Sidney Kirkpatrick actually titled his great biography The Revenge of Thomas Eakins, in response to the hatchet job by Henry Adams titled Eakins Revealed. I’ve read both, as well as every other major book on Eakins. The sum of such reading infects me with the ability to merge the city and the artist almost entirely. A Phillies game harks back to Eakins watercolor of baseball players practicing in 1875-style uniforms. Walking past Thomas Jefferson University Hospital and their statue of Dr. Samuel D. Gross calls to mind The Gross Clinic and how that work was almost taken from Philadelphia. For someone who has been dead for almost a century, Eakins still gets around, at least vicariously through my thoughts. When the PMA exhibited Eakins’ The Swimming Hole (above, from 1884), I made sure to take a good long look before it went back to it’s home museum in Texas, part of the great Eakins exodus in the years after his death. Eakins almost sheepishly raises his head above the water in the lower right corner of the painting, looking on at the young men cavorting in the water. Many read sinister narratives into Eakins’ watery self-portrait here, usually centered around homoerotic voyeurism, but I prefer to see Eakins as an unapologetic student of the human form literally worshiping at the feet of God’s greatest achievement.
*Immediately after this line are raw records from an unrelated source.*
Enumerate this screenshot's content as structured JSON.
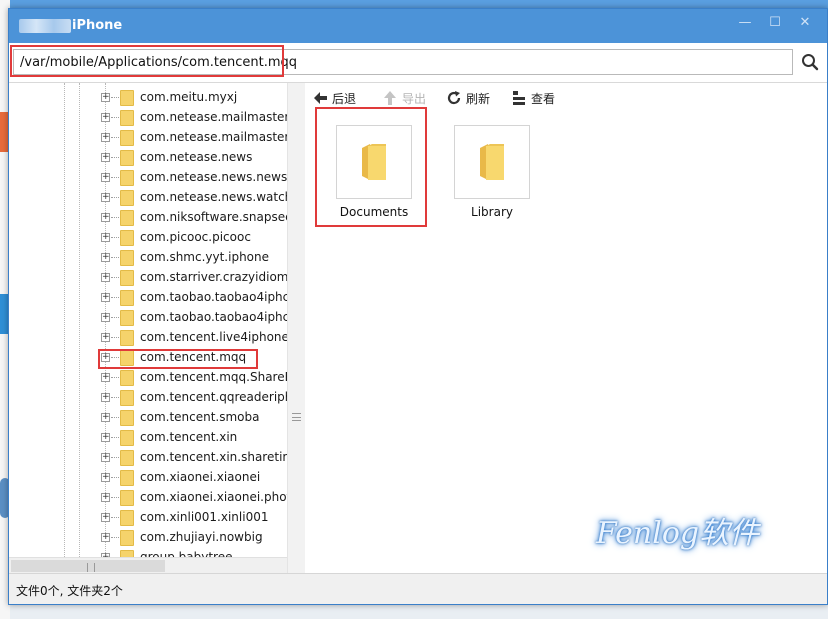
{
  "window": {
    "title": "iPhone",
    "controls": {
      "minimize": "—",
      "maximize": "☐",
      "close": "✕"
    }
  },
  "address": {
    "path": "/var/mobile/Applications/com.tencent.mqq"
  },
  "tree": {
    "items": [
      "com.meitu.myxj",
      "com.netease.mailmaster",
      "com.netease.mailmaster.s",
      "com.netease.news",
      "com.netease.news.newsb",
      "com.netease.news.watchk",
      "com.niksoftware.snapsee",
      "com.picooc.picooc",
      "com.shmc.yyt.iphone",
      "com.starriver.crazyidiom",
      "com.taobao.taobao4iphc",
      "com.taobao.taobao4iphc",
      "com.tencent.live4iphone",
      "com.tencent.mqq",
      "com.tencent.mqq.ShareEx",
      "com.tencent.qqreaderiph",
      "com.tencent.smoba",
      "com.tencent.xin",
      "com.tencent.xin.sharetime",
      "com.xiaonei.xiaonei",
      "com.xiaonei.xiaonei.photo",
      "com.xinli001.xinli001",
      "com.zhujiayi.nowbig",
      "group.babytree"
    ],
    "selected_index": 13
  },
  "toolbar": {
    "back": "后退",
    "export": "导出",
    "refresh": "刷新",
    "view": "查看"
  },
  "files": [
    {
      "name": "Documents",
      "icon": "folder-icon"
    },
    {
      "name": "Library",
      "icon": "folder-icon"
    }
  ],
  "status": {
    "text": "文件0个, 文件夹2个"
  },
  "watermark": {
    "text": "Fenlog软件"
  },
  "colors": {
    "titlebar": "#4c93d8",
    "highlight": "#e03a3a",
    "folder": "#f5d36b"
  }
}
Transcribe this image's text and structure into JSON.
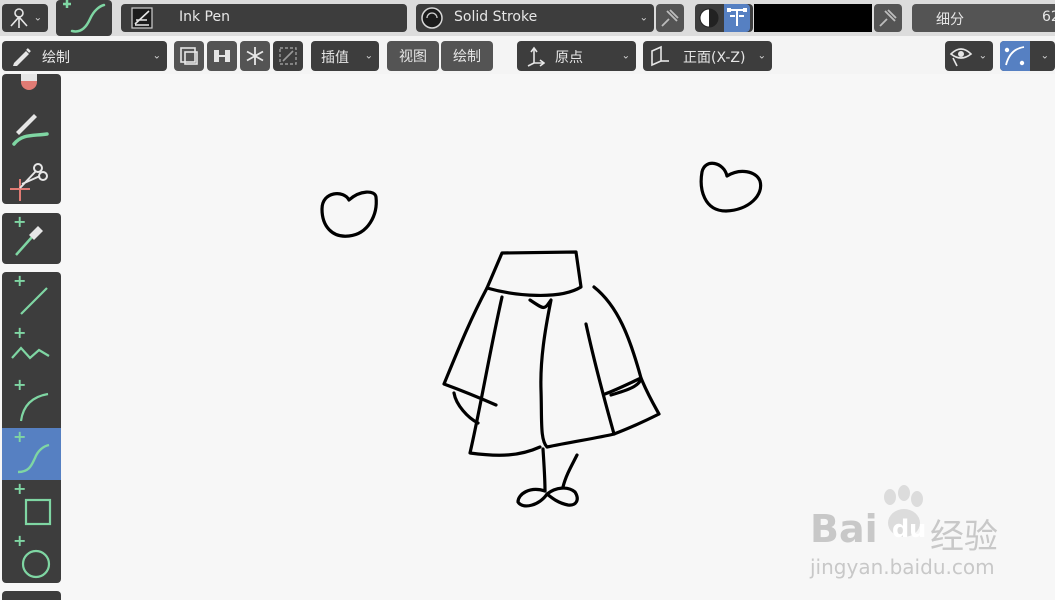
{
  "header": {
    "brush_name": "Ink Pen",
    "material_name": "Solid Stroke",
    "subdivide_label": "细分",
    "subdivide_value": "62"
  },
  "toolbar": {
    "mode_label": "绘制",
    "interpolate_label": "插值",
    "view_label": "视图",
    "draw_label": "绘制",
    "origin_label": "原点",
    "plane_label": "正面(X-Z)"
  },
  "colors": {
    "active_tool": "#5680c2",
    "accent_green": "#7fd6a3",
    "panel_dark": "#3d3d3d"
  },
  "left_tools": [
    "erase-tool",
    "tint-tool",
    "cutter-tool",
    "eyedropper-tool",
    "line-tool",
    "polyline-tool",
    "arc-tool",
    "curve-tool",
    "box-tool",
    "circle-tool"
  ],
  "watermark": {
    "brand_latin": "Bai",
    "brand_du": "du",
    "brand_cn": "经验",
    "url": "jingyan.baidu.com"
  }
}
When the National Academy of Design in New York invited Eakins to join their organization, they asked him to submit a self-portrait. Eakins’ Self-Portrait (above, from 1902) shows the artist gone from riches to rags. His jacket is clearly worn in spots. He’s painted himself poorly shaved. His eyes seem sad rather than proudly brilliant. In this self-portrait, Eakins showed to the world the effects of the years of “misunderstanding, persecution, and neglect.” In many ways, Eakins’ plight mirrors that of Philadelphia itself. Home to the Centennial celebration of 1876, Philadelphia stood as one of the most prosperous manufacturing cities in the world. As the decades passed, those factories gradually closed, jobs disappeared, neighborhoods went bad, and a general sense of malaise and inferiority took firm root in the soul of the city and its people. Everything from the trivial (losing sports teams) to the deadly serious (astronomical murder rates) contributes to the second-class city mentality that Philadelphia imposes upon itself as it slinks into the shadow of New York City. I feel the same fury for my city’s fall as I do for Eakins’ eclipse, believing that the answer to one may actually rest in part in the answer to the other. I’ve been toying around with the idea of writing a short book with a title something like “Thomas Eakins’ Philadelphia.” Aside from finding the time and energy to write a formal proposal for a publisher, I wonder if I’ll ever find the time and energy to write such a book while working a full-time job and being a full-time husband and father. Part of me, however, would love to do it for no other reason than to show my son and future generations of Philadelphians that their city has a great and powerful past all around them that makes them second to nobody. The ghosts are already speaking to them, calling them to better things, if they will simply stop and listen.